How do you report?
The landlord can submit a TM.30 form several ways:
- In person at the immigration office, or through an authorised person (Chaeng Wattana office for Bangkok and Paknam office for Samut Prakan)
- By registered mail
- Internet (website and app)
Is the reporting process easy?
Sadly, no. The queues at Chaeng Wattana are hideous. 1D Property has employed a fulltime person just to wait in them on behalf of our clients. It’s clear the immigration officers can’t cope with the workload, and there are literally dozens of desks piled high with mountains of paper, with few computers to be seen.
Several of our landlords are experiencing problems with the online option, including very long waiting times for their registration to be approved and issued with a password. Some have been waiting 3 weeks while calls to the immigration office go unanswered. If a landlord can’t report in person or through a proxy then we recommend the registered mail option as they will be issued with a receipt. Hopefully this will count as proof!
At Chaeng Wattana, there appears to be some leeway to the 24-hour notice period. In our experience they are currently allowing 5 days before fines are applied, but we don’t know if this is official policy or for how long it will last. My guess is they are overloaded and can’t cope.
What if a landlord refuses to report their tenant’s movements?
Tenants can’t report themselves, so it’s critical there is a good working relationship with the landlord. We already know landlords who plan to sell properties or avoid expat renters. I doubt this is sustainable as there are too many investment properties in Bangkok that depend on the expat rental market.
I understand the frustration on both sides but this situation impacts both parties and they need to work together. I hope we can avoid friction because neither party is at fault, and they both share an interest in getting this law changed. I am always here to help in any way I can.

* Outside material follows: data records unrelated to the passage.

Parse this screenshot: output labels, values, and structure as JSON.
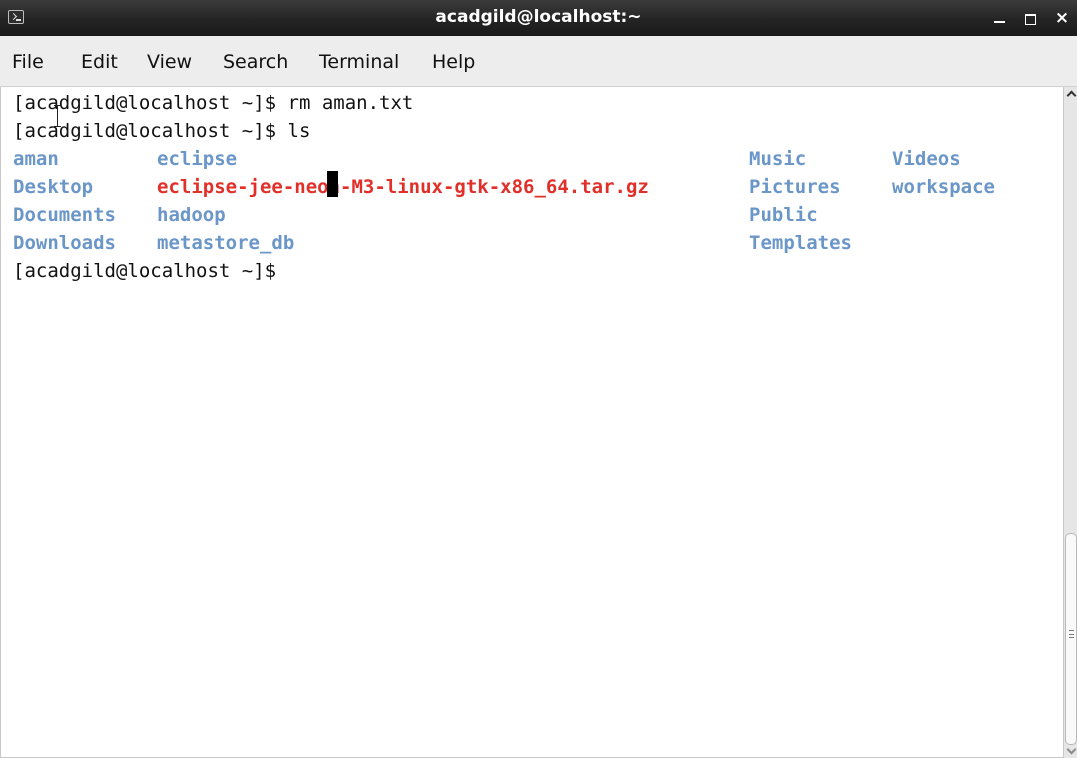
{
  "window": {
    "title": "acadgild@localhost:~",
    "icon": "terminal-icon",
    "controls": {
      "minimize": "minimize-icon",
      "maximize": "maximize-icon",
      "close": "×"
    }
  },
  "menu": [
    "File",
    "Edit",
    "View",
    "Search",
    "Terminal",
    "Help"
  ],
  "terminal": {
    "lines": [
      "[acadgild@localhost ~]$ rm aman.txt",
      "[acadgild@localhost ~]$ ls"
    ],
    "ls_output": {
      "col1": [
        "aman",
        "Desktop",
        "Documents",
        "Downloads"
      ],
      "col2": [
        "eclipse",
        "eclipse-jee-neon-M3-linux-gtk-x86_64.tar.gz",
        "hadoop",
        "metastore_db"
      ],
      "col3": [
        "Music",
        "Pictures",
        "Public",
        "Templates"
      ],
      "col4": [
        "Videos",
        "workspace"
      ]
    },
    "prompt": "[acadgild@localhost ~]$ "
  },
  "colors": {
    "directory": "#6b96c8",
    "archive": "#e1302a",
    "text": "#111111",
    "titlebar": "#242424"
  }
}
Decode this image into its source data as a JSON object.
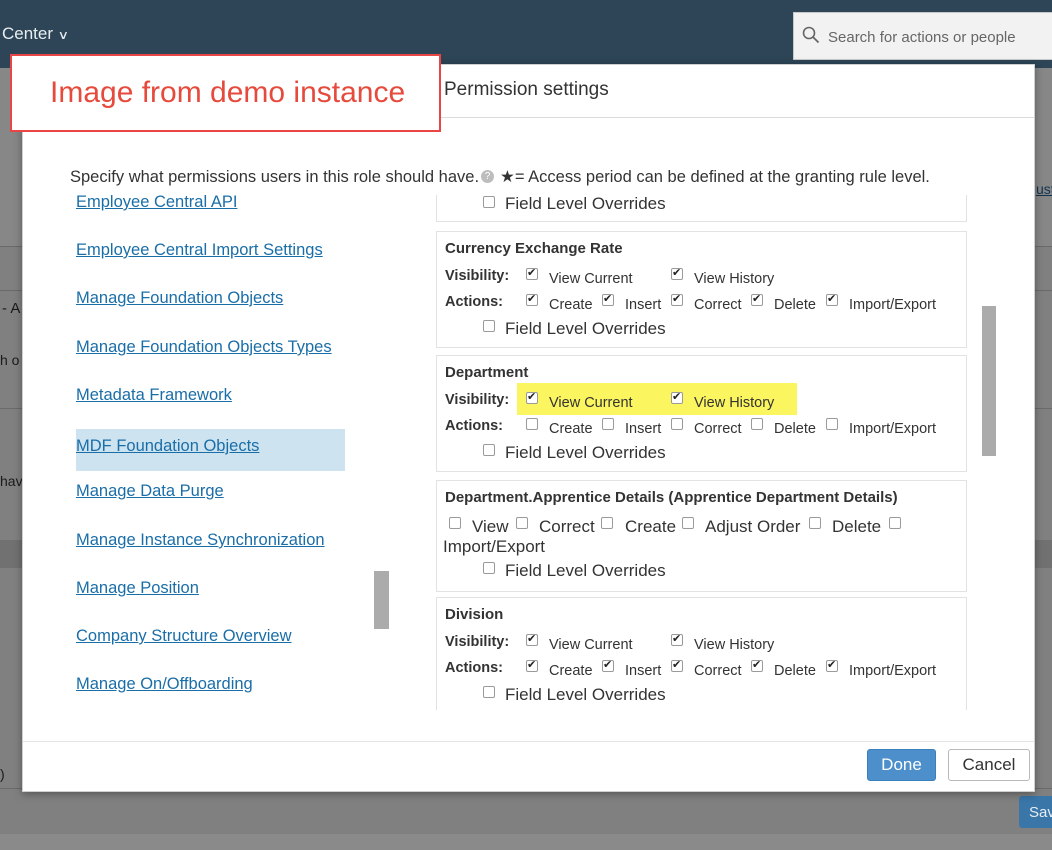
{
  "app": {
    "title": "Center",
    "search_placeholder": "Search for actions or people",
    "bg_texts": {
      "dash_a": "- A",
      "h_o": "h o",
      "hav": "hav",
      "paren": ")",
      "link_ust": "ust",
      "save_partial": "Sav"
    }
  },
  "annotation": {
    "label": "Image from demo instance"
  },
  "dialog": {
    "title": "Permission settings",
    "instructions": "Specify what permissions users in this role should have.",
    "star_note": "★= Access period can be defined at the granting rule level.",
    "categories": [
      "Employee Central API",
      "Employee Central Import Settings",
      "Manage Foundation Objects",
      "Manage Foundation Objects Types",
      "Metadata Framework",
      "MDF Foundation Objects",
      "Manage Data Purge",
      "Manage Instance Synchronization",
      "Manage Position",
      "Company Structure Overview",
      "Manage On/Offboarding"
    ],
    "selected_category": "MDF Foundation Objects",
    "labels": {
      "visibility": "Visibility:",
      "actions": "Actions:",
      "view_current": "View Current",
      "view_history": "View History",
      "create": "Create",
      "insert": "Insert",
      "correct": "Correct",
      "delete": "Delete",
      "import_export": "Import/Export",
      "field_level_overrides": "Field Level Overrides",
      "view": "View",
      "adjust_order": "Adjust Order"
    },
    "sections": [
      {
        "title": "Currency Exchange Rate",
        "view_current": true,
        "view_history": true,
        "create": true,
        "insert": true,
        "correct": true,
        "delete": true,
        "import_export": true,
        "field_level_overrides": false
      },
      {
        "title": "Department",
        "view_current": true,
        "view_history": true,
        "create": false,
        "insert": false,
        "correct": false,
        "delete": false,
        "import_export": false,
        "field_level_overrides": false
      },
      {
        "title": "Department.Apprentice Details (Apprentice Department Details)",
        "view": false,
        "correct": false,
        "create": false,
        "adjust_order": false,
        "delete": false,
        "import_export": false,
        "field_level_overrides": false
      },
      {
        "title": "Division",
        "view_current": true,
        "view_history": true,
        "create": true,
        "insert": true,
        "correct": true,
        "delete": true,
        "import_export": true,
        "field_level_overrides": false
      }
    ],
    "buttons": {
      "done": "Done",
      "cancel": "Cancel"
    }
  }
}
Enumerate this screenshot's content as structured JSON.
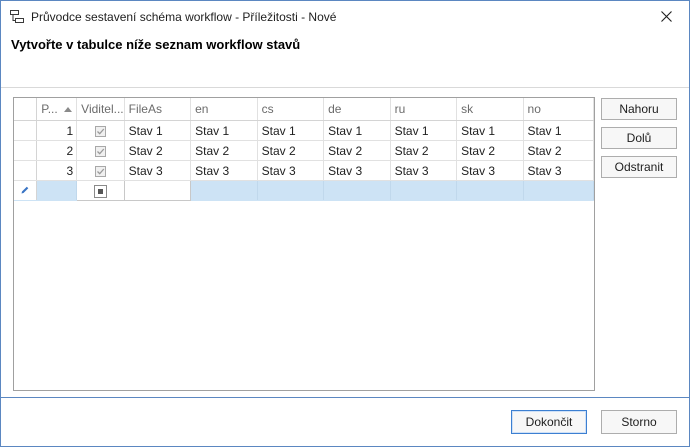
{
  "window": {
    "title": "Průvodce sestavení schéma workflow - Příležitosti - Nové"
  },
  "heading": "Vytvořte v tabulce níže seznam workflow stavů",
  "grid": {
    "columns": [
      "P...",
      "Viditel...",
      "FileAs",
      "en",
      "cs",
      "de",
      "ru",
      "sk",
      "no"
    ],
    "rows": [
      {
        "pos": "1",
        "visible": true,
        "values": [
          "Stav 1",
          "Stav 1",
          "Stav 1",
          "Stav 1",
          "Stav 1",
          "Stav 1",
          "Stav 1"
        ]
      },
      {
        "pos": "2",
        "visible": true,
        "values": [
          "Stav 2",
          "Stav 2",
          "Stav 2",
          "Stav 2",
          "Stav 2",
          "Stav 2",
          "Stav 2"
        ]
      },
      {
        "pos": "3",
        "visible": true,
        "values": [
          "Stav 3",
          "Stav 3",
          "Stav 3",
          "Stav 3",
          "Stav 3",
          "Stav 3",
          "Stav 3"
        ]
      }
    ]
  },
  "side_buttons": {
    "up": "Nahoru",
    "down": "Dolů",
    "remove": "Odstranit"
  },
  "footer": {
    "finish": "Dokončit",
    "cancel": "Storno"
  },
  "icons": {
    "app": "wizard-app-icon",
    "close": "close-icon",
    "edit": "pencil-icon",
    "sort": "sort-ascending-icon",
    "checkbox": "check-icon"
  },
  "colors": {
    "accent_border": "#5b87c1",
    "new_row_fill": "#cde3f5",
    "primary_button_border": "#3c7fd1"
  }
}
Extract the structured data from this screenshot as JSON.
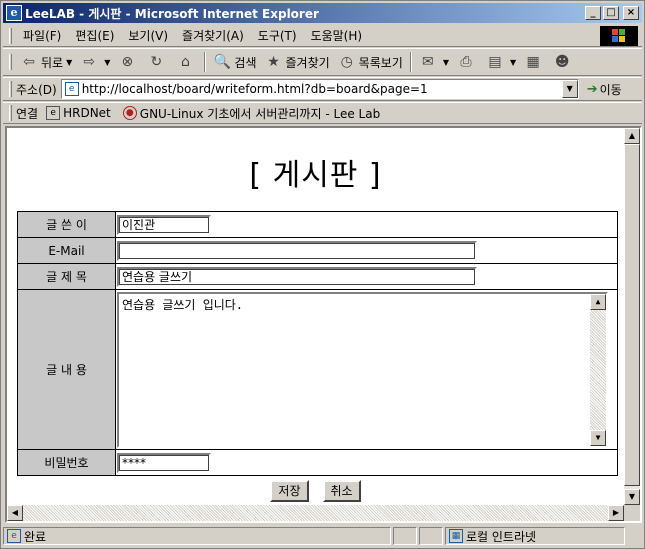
{
  "window": {
    "title": "LeeLAB - 게시판 - Microsoft Internet Explorer",
    "app_icon": "ie-icon",
    "minimize": "_",
    "maximize": "□",
    "close": "×"
  },
  "menu": {
    "items": [
      "파일(F)",
      "편집(E)",
      "보기(V)",
      "즐겨찾기(A)",
      "도구(T)",
      "도움말(H)"
    ]
  },
  "toolbar": {
    "back": "뒤로",
    "search": "검색",
    "favorites": "즐겨찾기",
    "history": "목록보기"
  },
  "address": {
    "label": "주소(D)",
    "url": "http://localhost/board/writeform.html?db=board&page=1",
    "go": "이동"
  },
  "links": {
    "label": "연결",
    "items": [
      {
        "label": "HRDNet",
        "icon": "page-icon"
      },
      {
        "label": "GNU-Linux 기초에서 서버관리까지 - Lee Lab",
        "icon": "site-icon"
      }
    ]
  },
  "page": {
    "title": "[ 게시판 ]",
    "form": {
      "author_label": "글 쓴 이",
      "author_value": "이진관",
      "email_label": "E-Mail",
      "email_value": "",
      "subject_label": "글 제 목",
      "subject_value": "연습용 글쓰기",
      "content_label": "글 내 용",
      "content_value": "연습용 글쓰기 입니다.",
      "password_label": "비밀번호",
      "password_value": "****"
    },
    "buttons": {
      "save": "저장",
      "cancel": "취소"
    }
  },
  "status": {
    "text": "완료",
    "zone": "로컬 인트라넷"
  }
}
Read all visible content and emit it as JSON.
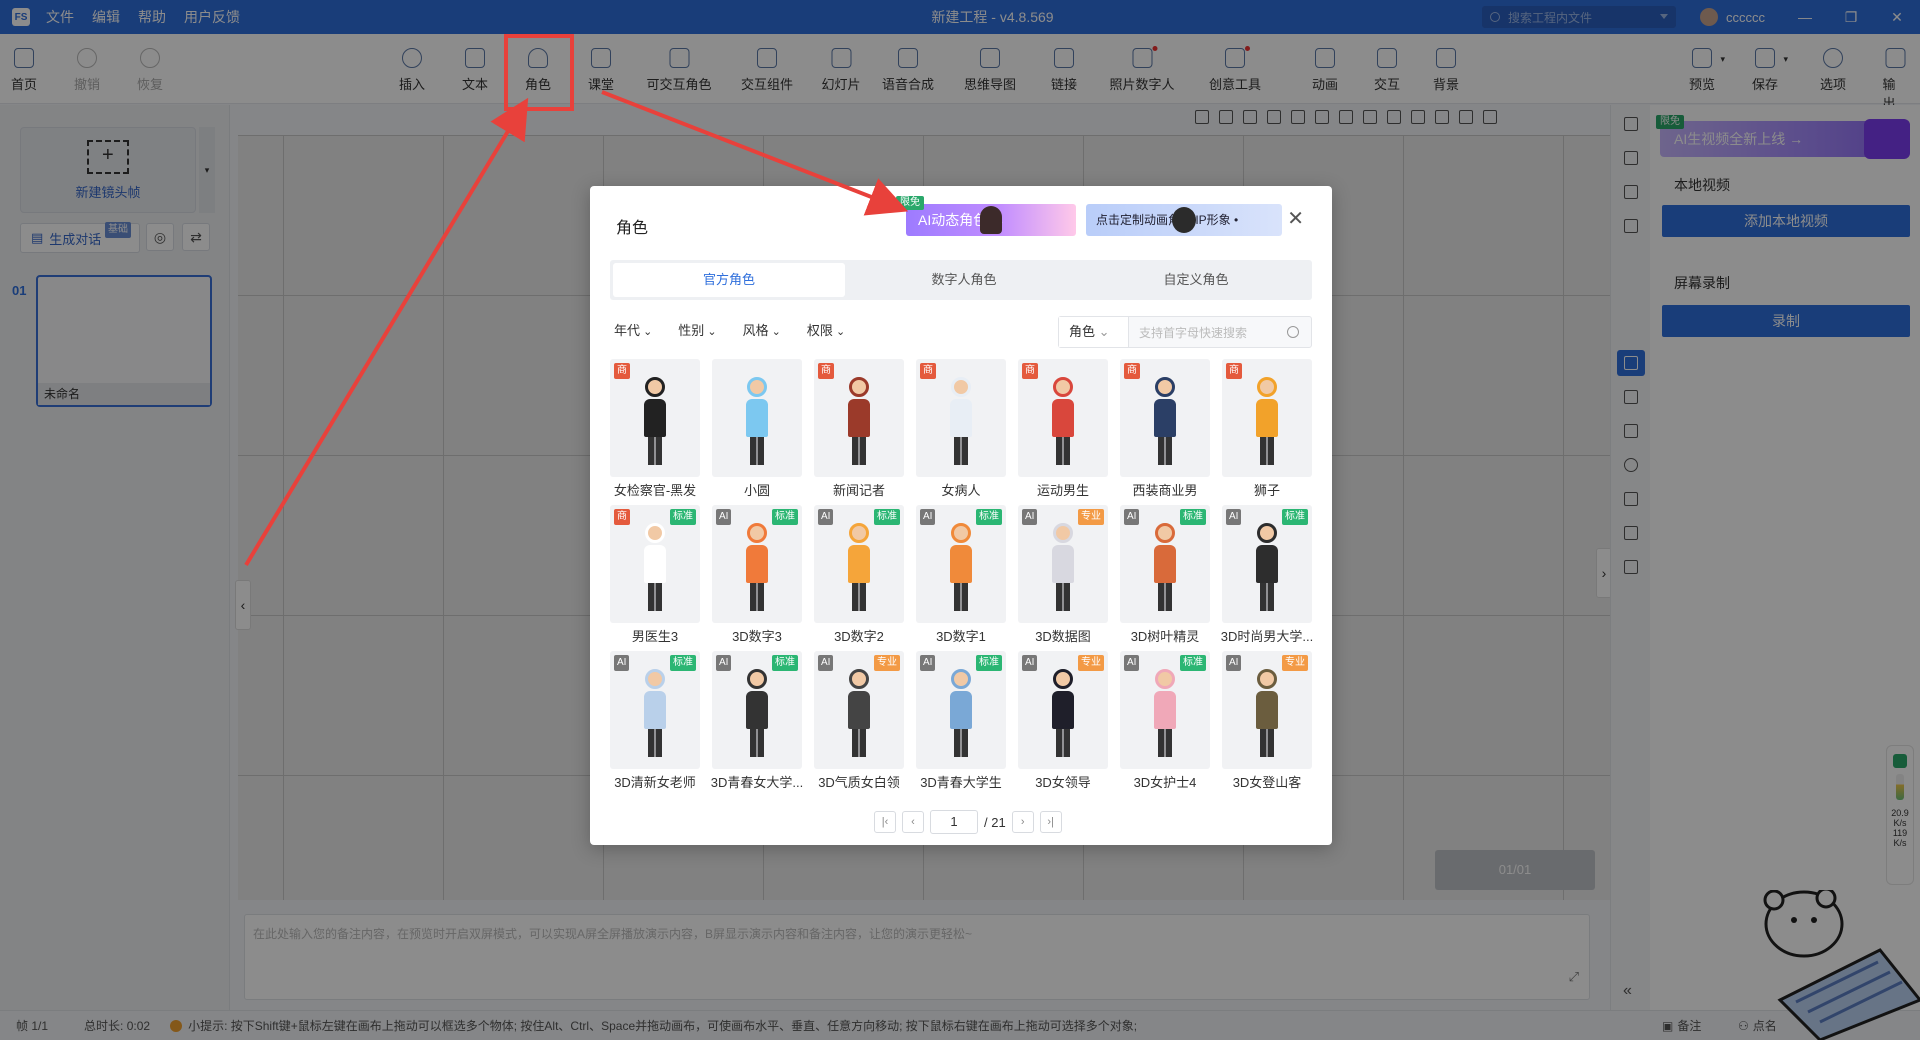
{
  "app": {
    "logo": "FS",
    "window_title": "新建工程 - v4.8.569",
    "menu": [
      "文件",
      "编辑",
      "帮助",
      "用户反馈"
    ],
    "search_placeholder": "搜索工程内文件",
    "username": "cccccc"
  },
  "toolbar": {
    "left": [
      {
        "label": "首页",
        "icon": "home-icon"
      },
      {
        "label": "撤销",
        "icon": "undo-icon"
      },
      {
        "label": "恢复",
        "icon": "redo-icon"
      }
    ],
    "center": [
      {
        "label": "插入",
        "icon": "plus-circle-icon"
      },
      {
        "label": "文本",
        "icon": "text-icon"
      },
      {
        "label": "角色",
        "icon": "person-icon"
      },
      {
        "label": "课堂",
        "icon": "classroom-icon"
      },
      {
        "label": "可交互角色",
        "icon": "interactive-person-icon"
      },
      {
        "label": "交互组件",
        "icon": "component-icon"
      },
      {
        "label": "幻灯片",
        "icon": "slides-icon"
      },
      {
        "label": "语音合成",
        "icon": "voice-icon"
      },
      {
        "label": "思维导图",
        "icon": "mindmap-icon"
      },
      {
        "label": "链接",
        "icon": "link-icon"
      },
      {
        "label": "照片数字人",
        "icon": "photo-avatar-icon"
      },
      {
        "label": "创意工具",
        "icon": "creative-icon"
      },
      {
        "label": "动画",
        "icon": "animation-icon"
      },
      {
        "label": "交互",
        "icon": "interaction-icon"
      },
      {
        "label": "背景",
        "icon": "background-icon"
      }
    ],
    "right": [
      {
        "label": "预览",
        "icon": "preview-icon"
      },
      {
        "label": "保存",
        "icon": "save-icon"
      },
      {
        "label": "选项",
        "icon": "options-icon"
      },
      {
        "label": "输出",
        "icon": "export-icon"
      }
    ]
  },
  "left_panel": {
    "new_shot": "新建镜头帧",
    "gen_dialog": "生成对话",
    "gen_badge": "基础",
    "frame_number": "01",
    "frame_name": "未命名"
  },
  "notes_placeholder": "在此处输入您的备注内容，在预览时开启双屏模式，可以实现A屏全屏播放演示内容，B屏显示演示内容和备注内容，让您的演示更轻松~",
  "player_counter": "01/01",
  "right_panel": {
    "ai_tag": "限免",
    "ai_banner": "AI生视频全新上线 →",
    "local_video_label": "本地视频",
    "add_local_video": "添加本地视频",
    "screen_record_label": "屏幕录制",
    "record_button": "录制"
  },
  "status": {
    "frame": "帧 1/1",
    "duration": "总时长: 0:02",
    "tip": "小提示: 按下Shift键+鼠标左键在画布上拖动可以框选多个物体; 按住Alt、Ctrl、Space并拖动画布，可使画布水平、垂直、任意方向移动; 按下鼠标右键在画布上拖动可选择多个对象;",
    "notes": "备注",
    "rollcall": "点名"
  },
  "widget": {
    "speed1": "20.9",
    "unit1": "K/s",
    "speed2": "119",
    "unit2": "K/s"
  },
  "modal": {
    "title": "角色",
    "banner1_tag": "限免",
    "banner1": "AI动态角色 →",
    "banner2": "点击定制动画角色/IP形象 •",
    "tabs": [
      "官方角色",
      "数字人角色",
      "自定义角色"
    ],
    "filters": [
      "年代",
      "性别",
      "风格",
      "权限"
    ],
    "search_category": "角色",
    "search_placeholder": "支持首字母快速搜索",
    "characters": [
      {
        "name": "女检察官-黑发",
        "tags": [
          "商"
        ]
      },
      {
        "name": "小圆",
        "tags": []
      },
      {
        "name": "新闻记者",
        "tags": [
          "商"
        ]
      },
      {
        "name": "女病人",
        "tags": [
          "商"
        ]
      },
      {
        "name": "运动男生",
        "tags": [
          "商"
        ]
      },
      {
        "name": "西装商业男",
        "tags": [
          "商"
        ]
      },
      {
        "name": "狮子",
        "tags": [
          "商"
        ]
      },
      {
        "name": "男医生3",
        "tags": [
          "商",
          "标准"
        ]
      },
      {
        "name": "3D数字3",
        "tags": [
          "AI",
          "标准"
        ]
      },
      {
        "name": "3D数字2",
        "tags": [
          "AI",
          "标准"
        ]
      },
      {
        "name": "3D数字1",
        "tags": [
          "AI",
          "标准"
        ]
      },
      {
        "name": "3D数据图",
        "tags": [
          "AI",
          "专业"
        ]
      },
      {
        "name": "3D树叶精灵",
        "tags": [
          "AI",
          "标准"
        ]
      },
      {
        "name": "3D时尚男大学...",
        "tags": [
          "AI",
          "标准"
        ]
      },
      {
        "name": "3D清新女老师",
        "tags": [
          "AI",
          "标准"
        ]
      },
      {
        "name": "3D青春女大学...",
        "tags": [
          "AI",
          "标准"
        ]
      },
      {
        "name": "3D气质女白领",
        "tags": [
          "AI",
          "专业"
        ]
      },
      {
        "name": "3D青春大学生",
        "tags": [
          "AI",
          "标准"
        ]
      },
      {
        "name": "3D女领导",
        "tags": [
          "AI",
          "专业"
        ]
      },
      {
        "name": "3D女护士4",
        "tags": [
          "AI",
          "标准"
        ]
      },
      {
        "name": "3D女登山客",
        "tags": [
          "AI",
          "专业"
        ]
      }
    ],
    "page_current": "1",
    "page_total": "/ 21"
  }
}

My advice is to maintain a productive working relationship with your landlord or use a good agent who can do that for you. At 1D Property the tenant-landlord relationship is central to our ongoing service, and we will ensure that landlords are aware of their reporting responsibility before the tenant signs a lease. If necessary, we will continually remind both parties of their responsibilities throughout the lease period.
What documents does a tenant need to provide to their landlord?
- Copy of current passport, including the visa stamp page
- Copy of TM.6 departure card (often attached inside passport)
- “Name of Aliens in Residence” form
You can contact 1D Property for samples of any of the above.
What documents does a landlord need to report?
- 30 notification form
- Copy of blue book (ทะเบียนบ้าน)
- Copy of ID card or passport
- Lease agreement
- Power of Attorney (if using a proxy)
How can 1D Property help with the TM.30 reporting requirements?
1D Property is reporting on behalf of a number of landlords as their proxy. The important tenant-landlord relationship is central to our ongoing service, and this is proving to be the critical factor. Our services include:
- We can report on behalf of Bangkok-based landlords at the Chaeng Wattana and Paknam immigration offices.
- We can provide detailed samples of documents that tenants and landlords need.
- We can answer questions to the extent of our experience as an agency (but we cannot provide a qualified legal opinion).
This article was produced by 1D Property for its mostly expat client base in Bangkok, as well as the Thai landlords who rely on them. It is based on our practical experience with the new TM.30 requirements and does not purport to be a definitive legal opinion, for which readers are encouraged to seek their own legal counsel. 1D Property is a registered company in Thailand, owned by Wandee (Lekky) Iamyoung, who prides herself on a highly personal, professional and ethical home search service for expat families in Bangkok.